▶ **ACTIVITY**
Locate the word "name" in the entries below, then gather every line that holds it.

▶ **DATA SECTION**
================================

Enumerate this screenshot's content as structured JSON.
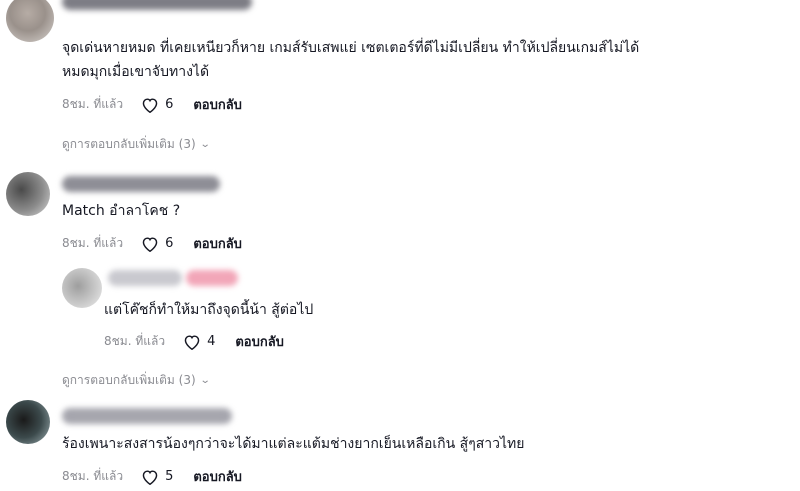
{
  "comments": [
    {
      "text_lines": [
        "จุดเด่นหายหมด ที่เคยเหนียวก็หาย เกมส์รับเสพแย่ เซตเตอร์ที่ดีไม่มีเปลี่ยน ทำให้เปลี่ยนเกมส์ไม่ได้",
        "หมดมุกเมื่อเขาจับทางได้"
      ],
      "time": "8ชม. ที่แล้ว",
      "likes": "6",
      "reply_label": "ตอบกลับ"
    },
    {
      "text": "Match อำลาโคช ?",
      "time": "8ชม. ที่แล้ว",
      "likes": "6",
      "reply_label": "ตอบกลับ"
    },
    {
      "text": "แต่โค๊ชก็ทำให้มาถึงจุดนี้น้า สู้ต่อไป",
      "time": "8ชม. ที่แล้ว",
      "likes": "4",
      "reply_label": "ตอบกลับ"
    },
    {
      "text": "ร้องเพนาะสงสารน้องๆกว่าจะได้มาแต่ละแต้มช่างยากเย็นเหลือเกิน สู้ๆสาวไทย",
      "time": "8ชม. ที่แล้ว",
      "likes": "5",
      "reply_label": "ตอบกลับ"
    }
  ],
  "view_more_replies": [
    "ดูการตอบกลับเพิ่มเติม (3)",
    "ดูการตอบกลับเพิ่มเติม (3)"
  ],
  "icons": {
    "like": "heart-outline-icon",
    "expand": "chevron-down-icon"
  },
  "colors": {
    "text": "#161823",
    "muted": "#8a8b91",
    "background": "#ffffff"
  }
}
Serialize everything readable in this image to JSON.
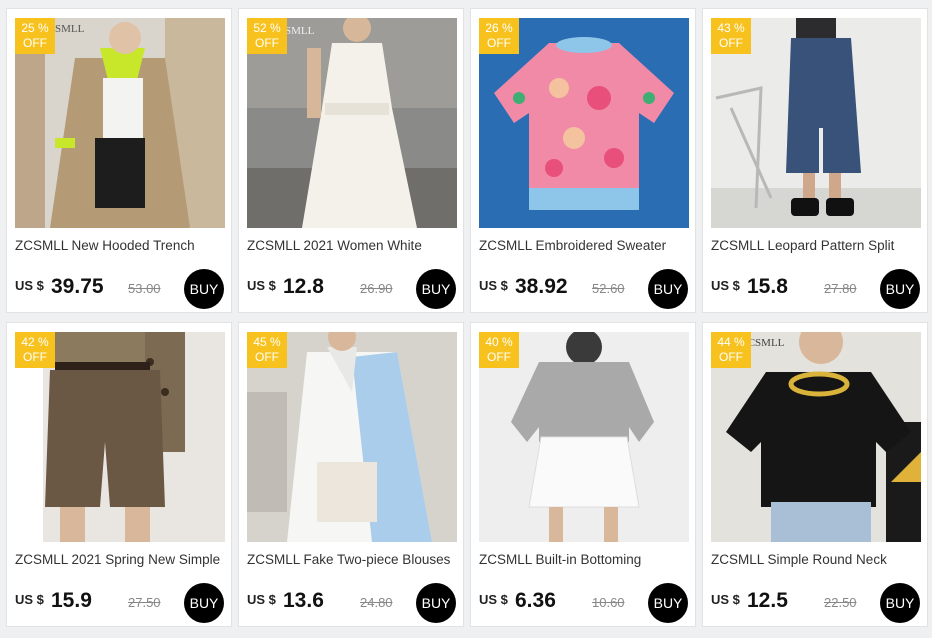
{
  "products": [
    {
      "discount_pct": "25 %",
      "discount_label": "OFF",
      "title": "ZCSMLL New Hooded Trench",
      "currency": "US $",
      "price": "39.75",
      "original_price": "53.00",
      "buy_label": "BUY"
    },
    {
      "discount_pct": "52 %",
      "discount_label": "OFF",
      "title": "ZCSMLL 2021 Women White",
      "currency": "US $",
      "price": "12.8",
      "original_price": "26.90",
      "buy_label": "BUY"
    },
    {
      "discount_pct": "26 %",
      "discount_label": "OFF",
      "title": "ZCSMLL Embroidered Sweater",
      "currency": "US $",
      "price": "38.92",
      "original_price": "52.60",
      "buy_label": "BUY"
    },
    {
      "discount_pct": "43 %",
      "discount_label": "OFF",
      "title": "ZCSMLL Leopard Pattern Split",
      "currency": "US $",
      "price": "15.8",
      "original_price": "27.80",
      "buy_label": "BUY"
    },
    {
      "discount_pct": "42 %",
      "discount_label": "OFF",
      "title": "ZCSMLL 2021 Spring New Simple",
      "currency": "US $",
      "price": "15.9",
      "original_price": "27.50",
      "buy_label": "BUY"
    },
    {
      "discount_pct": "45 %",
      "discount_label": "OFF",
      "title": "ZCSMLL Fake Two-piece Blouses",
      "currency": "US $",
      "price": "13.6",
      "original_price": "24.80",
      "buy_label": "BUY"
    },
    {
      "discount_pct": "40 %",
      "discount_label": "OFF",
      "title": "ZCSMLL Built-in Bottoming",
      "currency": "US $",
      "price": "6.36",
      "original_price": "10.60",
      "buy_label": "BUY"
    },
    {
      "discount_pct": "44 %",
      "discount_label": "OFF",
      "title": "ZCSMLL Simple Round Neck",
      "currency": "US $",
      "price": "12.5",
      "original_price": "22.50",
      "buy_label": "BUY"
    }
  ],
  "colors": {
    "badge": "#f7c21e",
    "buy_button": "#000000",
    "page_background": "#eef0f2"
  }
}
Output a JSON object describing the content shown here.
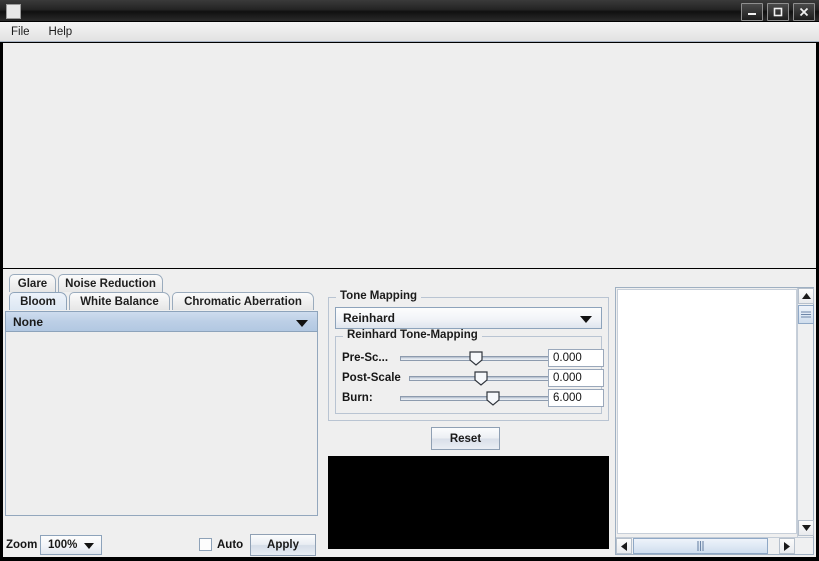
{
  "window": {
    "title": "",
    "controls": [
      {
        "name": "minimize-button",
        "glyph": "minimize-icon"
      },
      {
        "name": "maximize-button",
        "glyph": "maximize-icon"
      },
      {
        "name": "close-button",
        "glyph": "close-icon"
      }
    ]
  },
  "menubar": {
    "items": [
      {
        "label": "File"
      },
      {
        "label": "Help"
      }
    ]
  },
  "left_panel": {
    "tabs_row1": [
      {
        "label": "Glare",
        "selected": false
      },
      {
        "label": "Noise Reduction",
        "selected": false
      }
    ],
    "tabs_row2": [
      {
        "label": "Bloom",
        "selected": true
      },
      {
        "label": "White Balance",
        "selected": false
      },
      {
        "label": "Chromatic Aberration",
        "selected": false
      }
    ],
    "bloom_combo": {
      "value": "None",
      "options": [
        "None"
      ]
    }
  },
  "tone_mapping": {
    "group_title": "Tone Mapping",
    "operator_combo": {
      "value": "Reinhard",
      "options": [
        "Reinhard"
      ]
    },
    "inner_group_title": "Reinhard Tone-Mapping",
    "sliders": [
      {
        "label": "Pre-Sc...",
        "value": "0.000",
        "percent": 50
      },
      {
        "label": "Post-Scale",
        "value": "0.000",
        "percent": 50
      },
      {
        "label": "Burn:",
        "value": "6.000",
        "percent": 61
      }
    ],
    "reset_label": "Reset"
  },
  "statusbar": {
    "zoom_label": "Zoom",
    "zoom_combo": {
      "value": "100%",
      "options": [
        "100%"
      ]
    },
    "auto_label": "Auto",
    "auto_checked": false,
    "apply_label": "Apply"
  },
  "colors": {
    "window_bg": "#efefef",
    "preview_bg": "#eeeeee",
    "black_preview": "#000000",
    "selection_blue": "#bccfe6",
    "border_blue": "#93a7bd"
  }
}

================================

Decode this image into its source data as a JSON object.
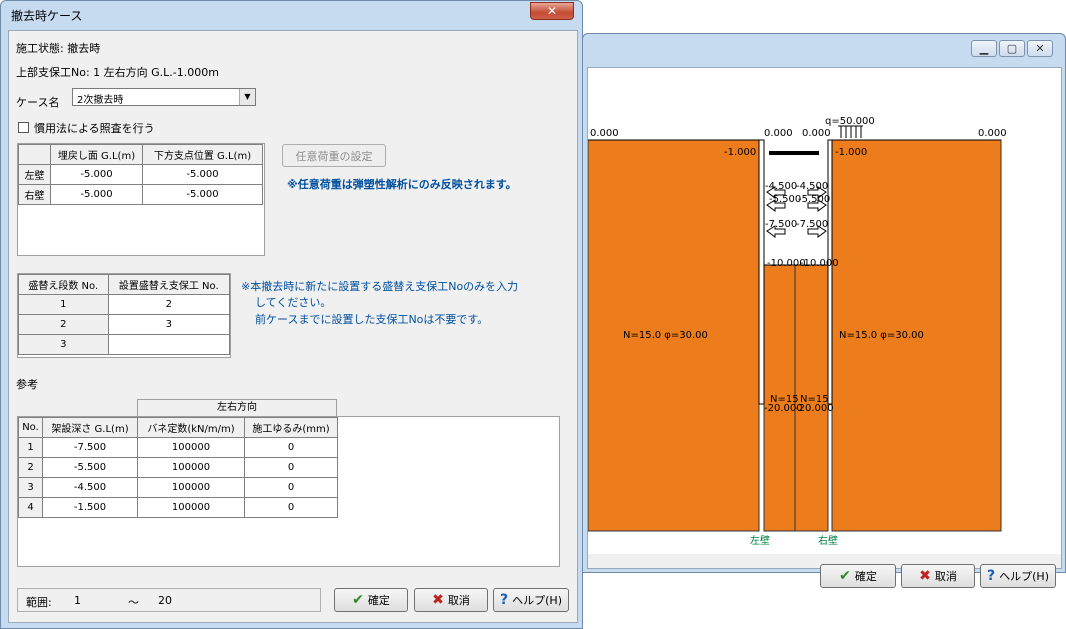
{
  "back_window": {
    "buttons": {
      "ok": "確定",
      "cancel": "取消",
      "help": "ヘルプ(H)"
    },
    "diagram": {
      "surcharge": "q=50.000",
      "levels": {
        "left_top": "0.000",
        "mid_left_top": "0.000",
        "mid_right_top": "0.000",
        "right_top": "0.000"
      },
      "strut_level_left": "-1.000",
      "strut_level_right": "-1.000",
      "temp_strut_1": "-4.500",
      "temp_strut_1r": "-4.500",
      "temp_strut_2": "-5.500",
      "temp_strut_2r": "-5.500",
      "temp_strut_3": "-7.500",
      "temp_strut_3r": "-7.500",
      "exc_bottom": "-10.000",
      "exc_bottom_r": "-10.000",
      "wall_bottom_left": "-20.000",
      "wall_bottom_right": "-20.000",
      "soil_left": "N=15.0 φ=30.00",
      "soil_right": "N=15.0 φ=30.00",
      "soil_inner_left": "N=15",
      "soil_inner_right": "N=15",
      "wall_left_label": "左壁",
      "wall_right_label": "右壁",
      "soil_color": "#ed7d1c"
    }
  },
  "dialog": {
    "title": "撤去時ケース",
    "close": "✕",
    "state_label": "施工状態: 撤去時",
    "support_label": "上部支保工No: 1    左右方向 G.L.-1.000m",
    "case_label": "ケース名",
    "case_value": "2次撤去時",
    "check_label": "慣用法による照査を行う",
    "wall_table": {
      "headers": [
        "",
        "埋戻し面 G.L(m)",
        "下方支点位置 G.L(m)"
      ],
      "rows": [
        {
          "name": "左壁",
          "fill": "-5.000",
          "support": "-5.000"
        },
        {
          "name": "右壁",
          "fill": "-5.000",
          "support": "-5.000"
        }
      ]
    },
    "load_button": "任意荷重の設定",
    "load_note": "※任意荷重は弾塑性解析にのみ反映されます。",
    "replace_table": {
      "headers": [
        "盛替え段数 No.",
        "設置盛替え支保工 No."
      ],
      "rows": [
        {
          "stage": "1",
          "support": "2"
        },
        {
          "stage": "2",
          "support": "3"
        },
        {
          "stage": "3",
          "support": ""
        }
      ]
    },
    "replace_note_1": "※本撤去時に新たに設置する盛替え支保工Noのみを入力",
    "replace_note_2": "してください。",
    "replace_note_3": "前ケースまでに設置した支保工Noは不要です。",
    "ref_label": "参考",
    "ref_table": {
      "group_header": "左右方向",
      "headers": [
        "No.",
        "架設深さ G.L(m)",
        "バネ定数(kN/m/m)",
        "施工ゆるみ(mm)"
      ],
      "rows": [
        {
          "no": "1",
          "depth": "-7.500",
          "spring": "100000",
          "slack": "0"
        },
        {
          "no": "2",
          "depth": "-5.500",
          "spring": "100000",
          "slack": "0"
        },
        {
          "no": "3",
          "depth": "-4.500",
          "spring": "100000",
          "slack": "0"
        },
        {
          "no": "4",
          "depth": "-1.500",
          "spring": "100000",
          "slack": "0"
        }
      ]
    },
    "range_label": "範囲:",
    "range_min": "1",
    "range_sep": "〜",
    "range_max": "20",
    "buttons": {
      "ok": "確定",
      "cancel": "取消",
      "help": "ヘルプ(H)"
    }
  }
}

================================

▶ **ANSWER FOR THIS EXERCISE**
        "name": "minimize-button",
        "name": "maximize-button",
        "name": "close-button",
          "name": "左壁",
          "name": "右壁",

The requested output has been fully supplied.